U.S. Rep. Mario Diaz-Balart and Miami-Dade Mayor Carlos Gimenez tweeted out photos from the FIU bridge opening.
|March 17, 2018,Updated March 20, 2018
WASHINGTON — When Pedro Munilla was angling to build Florida International University’s $14 million pedestrian overpass, he wasn’t shy about trumpeting his local bona fides.
“As a proud FIU alumnus, member of the Dean’s Council for the School of Business and recent Recipient of the Torch Award for Distinguished Alumni…,” the Munilla Construction Management president wrote in the first line of his letter to the school’s selection committee.
But MCM, now under scrutiny after the bridge collapsed onto Southwest Eighth Street, crushing cars and their occupants, is no mom-and-pop outfit. It has powerful friends in the nation’s capital and has scored lucrative military contracts, including one worth tens of millions at the Guantánamo Bay military base.
Florida lawmakers have feted the company on the floor of Congress, in statements and in fund-raising events.

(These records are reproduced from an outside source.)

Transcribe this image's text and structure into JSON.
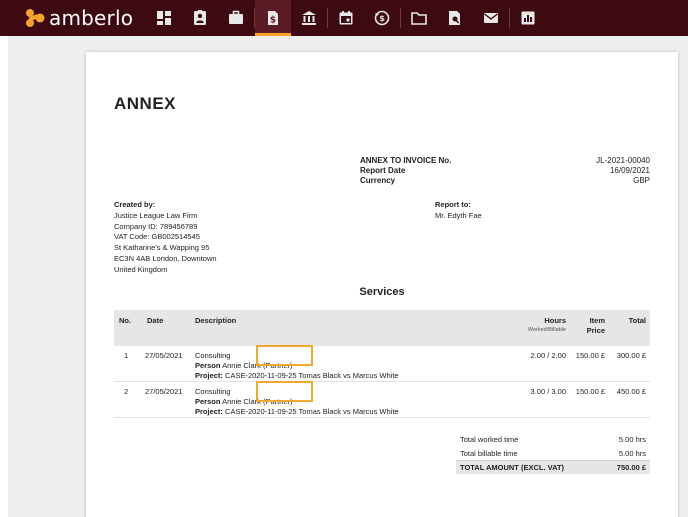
{
  "app": {
    "brand": "amberlo"
  },
  "nav": {
    "items": [
      {
        "name": "dashboard-icon"
      },
      {
        "name": "contacts-icon"
      },
      {
        "name": "briefcase-icon"
      },
      {
        "name": "invoice-icon"
      },
      {
        "name": "bank-icon"
      },
      {
        "name": "calendar-icon"
      },
      {
        "name": "time-money-icon"
      },
      {
        "name": "folder-icon"
      },
      {
        "name": "document-search-icon"
      },
      {
        "name": "mail-icon"
      },
      {
        "name": "reports-icon"
      }
    ],
    "active_index": 3,
    "accent": "#f7a42a",
    "bar_color": "#3d0a12"
  },
  "document": {
    "title": "ANNEX",
    "meta": [
      {
        "label": "ANNEX TO INVOICE No.",
        "value": "JL-2021-00040"
      },
      {
        "label": "Report Date",
        "value": "16/09/2021"
      },
      {
        "label": "Currency",
        "value": "GBP"
      }
    ],
    "created_by": {
      "label": "Created by:",
      "lines": [
        "Justice League Law Firm",
        "Company ID: 789456789",
        "VAT Code: GB002514545",
        "St Katharine's & Wapping 95",
        "EC3N 4AB London, Downtown",
        "United Kingdom"
      ]
    },
    "report_to": {
      "label": "Report to:",
      "name": "Mr. Edyth Fae"
    },
    "services_title": "Services",
    "table": {
      "headers": {
        "no": "No.",
        "date": "Date",
        "description": "Description",
        "hours": "Hours",
        "hours_sub": "Worked/Billable",
        "item_price_1": "Item",
        "item_price_2": "Price",
        "total": "Total"
      },
      "rows": [
        {
          "no": "1",
          "date": "27/05/2021",
          "desc": "Consulting",
          "person_label": "Person",
          "person": "Annie Clark (Partner)",
          "project_label": "Project:",
          "project": "CASE-2020-11-09-25 Tomas Black vs Marcus White",
          "hours": "2.00 /  2.00",
          "price": "150.00 £",
          "total": "300.00 £"
        },
        {
          "no": "2",
          "date": "27/05/2021",
          "desc": "Consulting",
          "person_label": "Person",
          "person": "Annie Clark (Partner)",
          "project_label": "Project:",
          "project": "CASE-2020-11-09-25 Tomas Black vs Marcus White",
          "hours": "3.00 /  3.00",
          "price": "150.00 £",
          "total": "450.00 £"
        }
      ]
    },
    "totals": [
      {
        "label": "Total worked time",
        "value": "5.00 hrs"
      },
      {
        "label": "Total billable time",
        "value": "5.00 hrs"
      },
      {
        "label": "TOTAL AMOUNT (EXCL. VAT)",
        "value": "750.00 £"
      }
    ],
    "highlight_color": "#f0a92e"
  }
}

So well-positioned was the Miami construction firm that it was among several firms that met last year with a powerful Chinese investor looking for U.S. acquisitions. None other than Paul Manafort, the president’s now-indicted former campaign chairman, had a role in the Chinese investor’s hunt.
MCM was not responding to questions Friday as crews struggled to try to extract the crushed cars. A recorded message at Munilla headquarters in Miami said: “Our family’s thoughts and prayers go out to everyone affected by this terrible tragedy. … We’re all devastated.”

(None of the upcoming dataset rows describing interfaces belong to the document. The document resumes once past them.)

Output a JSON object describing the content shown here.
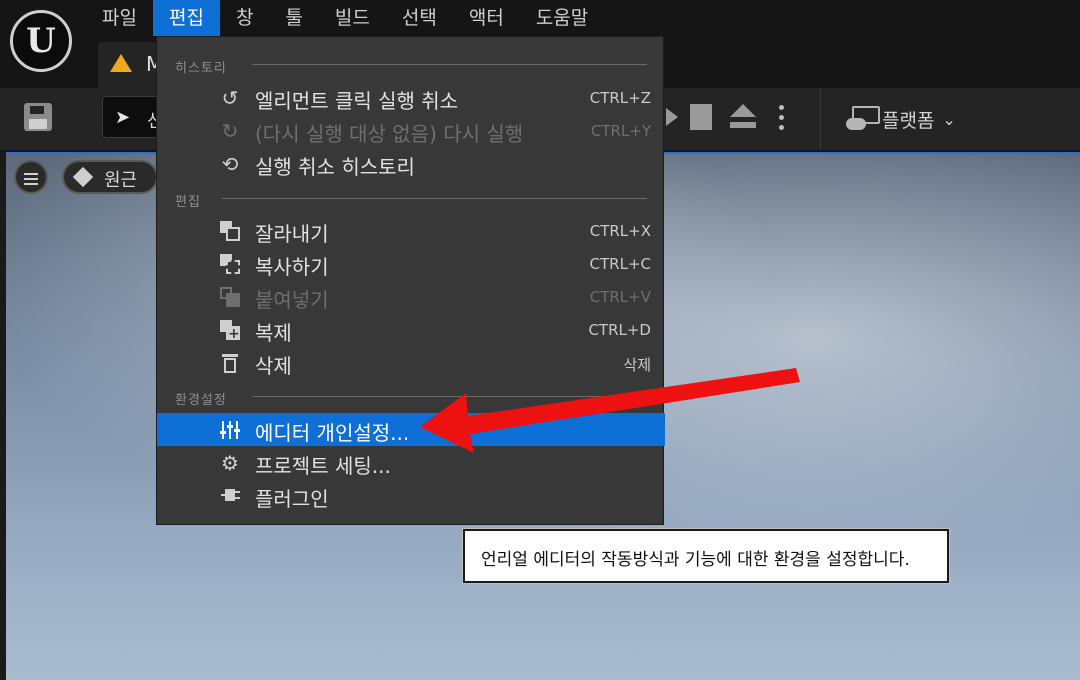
{
  "menubar": {
    "items": [
      "파일",
      "편집",
      "창",
      "툴",
      "빌드",
      "선택",
      "액터",
      "도움말"
    ],
    "active": "편집"
  },
  "level_tab": {
    "label": "M"
  },
  "toolbar": {
    "select_mode_label": "선",
    "platforms_label": "플랫폼"
  },
  "viewport": {
    "perspective_label": "원근"
  },
  "edit_menu": {
    "history_header": "히스토리",
    "undo": {
      "label": "엘리먼트 클릭 실행 취소",
      "shortcut": "CTRL+Z"
    },
    "redo": {
      "label": "(다시 실행 대상 없음) 다시 실행",
      "shortcut": "CTRL+Y",
      "disabled": true
    },
    "undo_history": {
      "label": "실행 취소 히스토리"
    },
    "edit_header": "편집",
    "cut": {
      "label": "잘라내기",
      "shortcut": "CTRL+X"
    },
    "copy": {
      "label": "복사하기",
      "shortcut": "CTRL+C"
    },
    "paste": {
      "label": "붙여넣기",
      "shortcut": "CTRL+V",
      "disabled": true
    },
    "duplicate": {
      "label": "복제",
      "shortcut": "CTRL+D"
    },
    "delete": {
      "label": "삭제",
      "shortcut": "삭제"
    },
    "settings_header": "환경설정",
    "editor_preferences": {
      "label": "에디터 개인설정...",
      "selected": true
    },
    "project_settings": {
      "label": "프로젝트 세팅..."
    },
    "plugins": {
      "label": "플러그인"
    }
  },
  "tooltip": {
    "text": "언리얼 에디터의 작동방식과 기능에 대한 환경을 설정합니다."
  },
  "colors": {
    "accent": "#0e6fd6",
    "menu_bg": "#383838",
    "annotation_arrow": "#ee1111"
  },
  "icons": [
    "unreal-logo",
    "level-icon",
    "save-icon",
    "select-mode-icon",
    "play-icon",
    "stop-icon",
    "eject-icon",
    "more-icon",
    "platforms-icon",
    "hamburger-icon",
    "perspective-icon",
    "undo-icon",
    "redo-icon",
    "undo-history-icon",
    "cut-icon",
    "copy-icon",
    "paste-icon",
    "duplicate-icon",
    "delete-icon",
    "sliders-icon",
    "project-settings-icon",
    "plugin-icon"
  ]
}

The firm is run by five brothers — Fernando, Jorge, Juan, Pedro and Raul — who collectively have given well north of $500,000 to federal candidates and more than $50,000 to state candidates, according to state and federal records.
Pedro — a former lawyer who gave up his law license in 2001 as part of a “disciplinary resignation,” according to a Florida Supreme Court filing otherwise devoid of details — has been the biggest giver, accounting for more than half of the federal total. He represented the brothers last June in a meeting between Vice President Mike Pence and leaders in the Cuban community before President Donald Trump’s Miami speech on Cuban policy. He also hosted GOP fundraisers for Marco Rubio’s presidential campaign, in 2015, and Carlos Curbelo’s congressional campaign, in 2014.

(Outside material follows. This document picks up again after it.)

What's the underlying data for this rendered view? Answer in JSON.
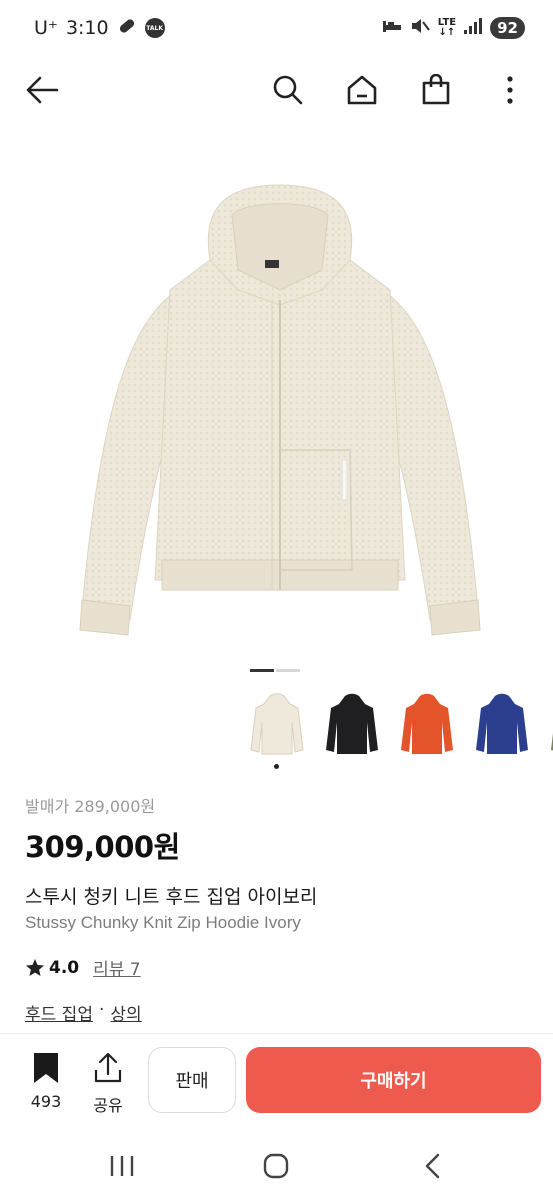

Pedro is also a fixture on the charitable fundraising circuit, participating in galas for the Liga Contra el Cancer, Big Brothers/Big Sisters, Miami Bridge, and the Miami exile museum.
Between them, the Munilla brothers have given more than $100,000 to the anti-Castro U.S.-Cuba Democracy Political Action Committee and have anteed up more than $60,000 to committees supporting Rep. Mario Diaz-Balart and roughly $50,000 to committees supporting Sen. Rubio.
The love has been returned.